5:15 PM - 6:30 PM

[SGL40-P03] Investigation of distribution of mud volcanoes in East China Sea using distribution of methane concentrations in seawater

*Tomohiro Toki1, Hideki Chibana1, Teppei Shimabukuro1, You Yamakawa1 (1.Faculty of Science, University of the Ryukyus)

Keywords:seawater, methane, East China Sea, mud volcano
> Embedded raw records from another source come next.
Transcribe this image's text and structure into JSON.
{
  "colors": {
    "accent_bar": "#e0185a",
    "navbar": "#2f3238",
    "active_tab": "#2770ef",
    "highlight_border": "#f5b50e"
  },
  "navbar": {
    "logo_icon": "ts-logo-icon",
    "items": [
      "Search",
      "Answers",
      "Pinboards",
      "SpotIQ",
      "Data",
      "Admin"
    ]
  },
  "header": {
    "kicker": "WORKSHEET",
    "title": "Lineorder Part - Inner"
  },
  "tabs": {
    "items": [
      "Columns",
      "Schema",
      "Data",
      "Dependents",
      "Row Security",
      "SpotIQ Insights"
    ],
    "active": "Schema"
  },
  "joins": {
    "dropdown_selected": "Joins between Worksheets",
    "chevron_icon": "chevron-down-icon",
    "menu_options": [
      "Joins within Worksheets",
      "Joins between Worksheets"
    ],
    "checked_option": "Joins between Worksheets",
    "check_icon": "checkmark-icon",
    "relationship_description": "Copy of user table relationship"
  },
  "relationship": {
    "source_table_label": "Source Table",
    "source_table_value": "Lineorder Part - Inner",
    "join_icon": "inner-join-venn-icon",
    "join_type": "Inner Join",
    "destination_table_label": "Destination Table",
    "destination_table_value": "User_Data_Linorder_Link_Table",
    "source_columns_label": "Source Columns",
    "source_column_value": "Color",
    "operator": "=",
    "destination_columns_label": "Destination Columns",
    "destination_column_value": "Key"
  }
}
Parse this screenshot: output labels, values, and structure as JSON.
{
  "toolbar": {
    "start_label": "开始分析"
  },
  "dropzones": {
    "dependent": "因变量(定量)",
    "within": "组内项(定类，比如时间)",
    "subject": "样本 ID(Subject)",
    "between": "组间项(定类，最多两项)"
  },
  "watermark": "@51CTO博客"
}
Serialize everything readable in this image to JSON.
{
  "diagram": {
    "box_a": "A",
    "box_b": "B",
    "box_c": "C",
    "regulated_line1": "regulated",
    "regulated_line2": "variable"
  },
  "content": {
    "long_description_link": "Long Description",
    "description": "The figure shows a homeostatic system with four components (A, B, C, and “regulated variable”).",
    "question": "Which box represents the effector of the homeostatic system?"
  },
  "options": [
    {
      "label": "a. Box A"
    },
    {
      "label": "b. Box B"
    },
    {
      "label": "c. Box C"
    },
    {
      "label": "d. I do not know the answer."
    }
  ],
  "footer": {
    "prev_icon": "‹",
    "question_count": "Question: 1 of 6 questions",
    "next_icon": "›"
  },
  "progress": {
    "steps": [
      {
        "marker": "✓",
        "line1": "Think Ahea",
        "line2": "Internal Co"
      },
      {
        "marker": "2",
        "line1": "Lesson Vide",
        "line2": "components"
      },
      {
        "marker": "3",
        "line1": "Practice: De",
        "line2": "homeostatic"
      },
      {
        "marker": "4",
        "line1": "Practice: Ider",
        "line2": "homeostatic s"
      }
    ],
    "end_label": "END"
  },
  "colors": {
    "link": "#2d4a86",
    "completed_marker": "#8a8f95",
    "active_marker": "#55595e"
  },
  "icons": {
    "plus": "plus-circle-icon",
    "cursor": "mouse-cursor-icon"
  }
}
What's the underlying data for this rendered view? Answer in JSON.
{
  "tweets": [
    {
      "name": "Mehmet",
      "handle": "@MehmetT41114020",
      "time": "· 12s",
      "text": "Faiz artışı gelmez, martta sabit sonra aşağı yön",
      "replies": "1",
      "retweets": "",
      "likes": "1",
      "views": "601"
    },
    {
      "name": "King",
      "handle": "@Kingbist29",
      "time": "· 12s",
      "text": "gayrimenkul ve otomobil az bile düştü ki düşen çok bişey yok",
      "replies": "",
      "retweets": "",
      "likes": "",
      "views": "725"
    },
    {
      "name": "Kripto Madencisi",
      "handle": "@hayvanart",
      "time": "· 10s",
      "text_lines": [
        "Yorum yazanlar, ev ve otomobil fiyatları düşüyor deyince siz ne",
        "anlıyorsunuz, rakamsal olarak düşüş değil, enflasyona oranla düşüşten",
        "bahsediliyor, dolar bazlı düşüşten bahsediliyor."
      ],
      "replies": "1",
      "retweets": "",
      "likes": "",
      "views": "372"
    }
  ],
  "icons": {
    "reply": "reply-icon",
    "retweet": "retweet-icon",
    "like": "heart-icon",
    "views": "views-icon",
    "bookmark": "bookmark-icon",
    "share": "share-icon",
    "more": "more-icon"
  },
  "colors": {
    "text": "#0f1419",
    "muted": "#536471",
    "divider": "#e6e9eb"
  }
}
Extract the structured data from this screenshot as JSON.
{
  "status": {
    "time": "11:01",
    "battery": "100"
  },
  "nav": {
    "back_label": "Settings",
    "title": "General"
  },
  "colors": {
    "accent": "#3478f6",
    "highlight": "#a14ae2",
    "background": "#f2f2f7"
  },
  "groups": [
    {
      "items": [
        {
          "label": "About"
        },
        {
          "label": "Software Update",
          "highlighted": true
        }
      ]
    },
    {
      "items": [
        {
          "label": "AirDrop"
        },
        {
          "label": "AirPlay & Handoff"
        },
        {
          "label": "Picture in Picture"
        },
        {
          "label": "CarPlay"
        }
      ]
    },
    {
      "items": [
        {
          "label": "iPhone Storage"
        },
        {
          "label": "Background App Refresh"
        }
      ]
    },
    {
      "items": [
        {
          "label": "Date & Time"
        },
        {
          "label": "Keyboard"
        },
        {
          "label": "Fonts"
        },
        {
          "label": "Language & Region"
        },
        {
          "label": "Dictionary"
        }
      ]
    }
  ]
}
Methane in the atmosphere is one of strong greenhouse gases with about 20 times of global warming coefficient of the carbon dioxide (IPCC, 2007). Methane in seawater of continental shelf and coastal area plays a role as a source of methane to the atmosphere (Bange et al., 1994; Bange, 2006; Holmes et al., 2000). In the East China Sea, methane in seawater of continental shelf area was accumulated in summer, and was released in winter to the atmosphere in association with development of mixed layers in the surface water (Tsurushima et al., 1996). In the continental shelf and the Okinawa Trough, mud volcanic geographical features were reported in the East China Sea (Yin et al., 2003), and the existence of chemosynthetic biological communities was observed in the continent slope area (Kuhara et al., 2014). The methane supply from seafloor in the shallow area of the sea can be a source of methane to the atmosphere, requiring a detail survey of distribution of the methane sources. In this study, we investigated methane distribution in the East China Sea, and clarified distribution of methane sources, including mud volcanoes, cold seeps, or hydrothermal systems.
Seawater samples were collected from several sites in the East China Sea during cruise training classes around May or June in 2011, 2012, and 2015. The seawaters were collected by Niskin sampler, and were distributed to 100-mL vials. These samples in vials were added with saturated HgCl2 solution to stop microbial activities, and were capped with butyl rubber caps. They were stored in a refrigerator, and analyzed for methane concentration. During their samplings, CTD monitoring sensors were attached to the Niskin sampler, and they recorded conductivity, temperature, and pressure, etc.
The methane concentrations were measured by GC-FID (Shimadzu; GC-2014A) after gas extraction using extraction equipment. The concentration were determined by 10-ppm standard gas for a calibration, and the precision was within 8%.
Based on the CTD data, we classified the area into continental shelf area, continental slope area, and Kuroshio Current area. First, seawater in continental shelf area contained relatively much methane, suggesting the effects of continental water flows enriched in organic matter, or of seafloor sediments on the shelf. Next, in the continental slope area, seawater showed high methane concentrations around 100-200 m. On the other hand, in Kuroshio Current area, seawater showed the equilibrium concentration with the atmosphere at the surface water, 1-2 nmol/kg above 600 m, and <1 nmol/kg below 600 m. The methane anomaly around 100-200 m in the continental slope area was associated with low salinity, which would be derived from the continental shelf water.
The seawater at some sites in the continental slope area showed anomalous methane concentrations around several hundred meters. These sites include places that have never been reported as mud volcano area, cold seep area, nor hydrothermal area. We cannot identify phenomenon of the methane source, but hydrothermal systems are unlikely considering tectonic setting. Mud volcanoes and cold seeps are likely in this area. Below the seafloor, Shimajiri Group or Yaeyama Group may be distributed, which is rich in organic matter, and normal faults would be distributed associated with rifting activities of back-arc basin, which would play a role as a pathway of methane from deep layers to surface layers of sediments. In these areas, methane would be released from the seafloor as mud volcanoes, cold seeps, or pock marks. Depending on a scale or numbers, the methane sources can play a role a source of methane to the atmosphere. We will investigate methane distribution in the seawater and observe the seafloor by submersibles, and clarify the details of methane releasing phenomenon.